I’ve had my Sigma Merrill DP1 for a little while now. Do I like it? Well the best indication is that I just bought a DP3m to complement it.
My main motivation was the fact that I need a mild telephoto for landscapes and city shots but the DP3m is also a nice portrait and semi-macro camera.
The leaf above was shot as a jpg. I’m so used to shooting RAW that I tend to assume that any new camera will be set up this way to begin with and generally end up shooting a bunch of jpgs before I realise.
Having both the 28mm equivalent focal length of the DP1m and the 75mm equivalent of the DP3m will cover a lot of situations and will allow me to get that special Foveon image quality over a much wider range of shots. The DP3m is identical to the DP1m apart from the longer lens, which is also slightly larger physically. The two cameras still make for a pretty portable rig as I can fit both of them into a small bag.

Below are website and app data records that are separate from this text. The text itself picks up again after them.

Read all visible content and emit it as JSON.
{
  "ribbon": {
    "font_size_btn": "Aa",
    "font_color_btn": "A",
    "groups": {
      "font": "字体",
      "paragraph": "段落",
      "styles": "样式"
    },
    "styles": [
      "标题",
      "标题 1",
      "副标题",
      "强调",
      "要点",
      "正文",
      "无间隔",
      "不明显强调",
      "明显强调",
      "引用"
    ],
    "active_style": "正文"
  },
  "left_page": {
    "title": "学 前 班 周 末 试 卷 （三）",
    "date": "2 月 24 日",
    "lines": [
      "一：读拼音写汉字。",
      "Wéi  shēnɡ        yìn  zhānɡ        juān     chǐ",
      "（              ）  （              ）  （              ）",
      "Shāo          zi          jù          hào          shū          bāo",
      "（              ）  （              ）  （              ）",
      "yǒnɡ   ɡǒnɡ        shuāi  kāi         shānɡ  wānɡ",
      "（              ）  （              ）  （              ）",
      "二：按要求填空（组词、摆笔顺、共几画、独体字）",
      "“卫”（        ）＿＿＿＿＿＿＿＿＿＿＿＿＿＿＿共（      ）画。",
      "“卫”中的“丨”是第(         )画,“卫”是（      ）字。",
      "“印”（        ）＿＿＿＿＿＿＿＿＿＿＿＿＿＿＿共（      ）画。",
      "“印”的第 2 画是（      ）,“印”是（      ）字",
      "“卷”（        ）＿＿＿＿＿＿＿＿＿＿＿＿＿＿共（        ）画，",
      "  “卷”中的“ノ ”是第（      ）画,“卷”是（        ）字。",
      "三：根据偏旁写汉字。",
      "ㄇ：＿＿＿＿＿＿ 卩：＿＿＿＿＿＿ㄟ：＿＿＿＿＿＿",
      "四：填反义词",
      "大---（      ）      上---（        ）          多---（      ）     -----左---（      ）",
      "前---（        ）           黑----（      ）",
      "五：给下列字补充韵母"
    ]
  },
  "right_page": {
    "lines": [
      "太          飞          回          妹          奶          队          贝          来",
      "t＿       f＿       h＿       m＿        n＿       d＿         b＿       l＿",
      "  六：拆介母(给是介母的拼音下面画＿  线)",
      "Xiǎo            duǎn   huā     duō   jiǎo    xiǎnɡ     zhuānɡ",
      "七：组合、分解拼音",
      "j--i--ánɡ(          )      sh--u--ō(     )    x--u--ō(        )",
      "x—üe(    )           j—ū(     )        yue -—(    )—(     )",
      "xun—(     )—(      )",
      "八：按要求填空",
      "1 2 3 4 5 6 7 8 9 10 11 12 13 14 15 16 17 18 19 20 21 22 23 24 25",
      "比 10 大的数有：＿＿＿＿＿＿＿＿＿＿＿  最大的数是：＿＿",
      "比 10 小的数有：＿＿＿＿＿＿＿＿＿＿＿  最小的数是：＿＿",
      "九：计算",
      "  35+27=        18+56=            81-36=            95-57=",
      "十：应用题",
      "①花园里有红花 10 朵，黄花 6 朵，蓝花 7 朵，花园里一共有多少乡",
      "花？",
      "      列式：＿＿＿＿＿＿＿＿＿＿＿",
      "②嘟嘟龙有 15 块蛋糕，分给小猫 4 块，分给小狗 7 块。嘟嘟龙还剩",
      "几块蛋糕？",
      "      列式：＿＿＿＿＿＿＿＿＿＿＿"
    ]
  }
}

Of course, the DP3m puts out files that are equally as astonishing as those of the DP1m. I have come to really appreciate the Foveon sensor.
One other nice thing I’ve realised about the Merrills is that they use a leaf shutter. This means that very high flash sync speeds are possible. I tested this on the DP3m and was able to get a sync speed of 1/1000 sec and, dependent on the aperture, it should go even higher.
What don’t I like about the Merrills? The things that annoy me about these cameras aren’t the issues most often raised. I can live with the awful battery life… they’re small, cheap, charge quickly and changing them is no worse than swapping rolls of film. The long write times don’t bother me at all… after all the camera doesn’t lock up. The Sigma Photo Pro software, though pretty dreadful, is usable and only minimal processing is required before moving over to Lightroom. Other issues like the slow start up time are irrelevant to me and I actually find the menus and control layout pretty well done. There are only two real issues for me: the lack of a tilting LCD screen, which is a total pain if the camera is on a tripod low to the ground, and the lack of an electronic viewfinder (or option to add one). I use an external optical viewfinder on the DP1m, a Voigtlander 28mm Brightline, but it’s not that accurate for framing and obviously it shows no shooting information. Using an optical viewfinder on the DP3m however is unlikely to be very useful as the 75mm equivalent focal length will lead to much greater inaccuracy. I have therefore, on both cameras, resorted to sometimes using a rather hideous but very effective solution, using a loupe and some shock cord, suggested by Brent Simison. You can see this in use on my DP1m below. As I say It’s pretty ugly, but it works really well and in bright light it’s essential.
The tripod, by the way, is the MeFoto Road Trip. It’s lightweight, folds down to just 39cm in length, has a reasonably decent ball-head, and is pretty sturdy.
I really do find it astonishing that Sigma have not addressed the viewfinder and LCD issues on the upcoming DP Quattro. It’s almost like Sigma want the Foveon to fail. Photographers from around the world, some high profile, have tried to get Sigma to understand that putting this wonderful sensor into these slightly crap cameras is crazy… but Sigma don’t seem to be listening.
I guess if I was trying to find more faults with the Merrills I would have to also bring up the lack of a true long exposure capability. They’ll go to 30 seconds but that’s not going to take you into Joel Tjintjelaar territory. I’m not sure how much this bothers me right now – in fact I sometimes think I never want to see one of those exposed-for-five-minutes totally flat milky seas and off-white cloud-smudged skies ever again.
So this is hopefully where it stops for me (yeah, right!): everyday and street shooting with the Panasonic GX7 and landscape, fine art and meditative shooting with the two Sigma Merrills.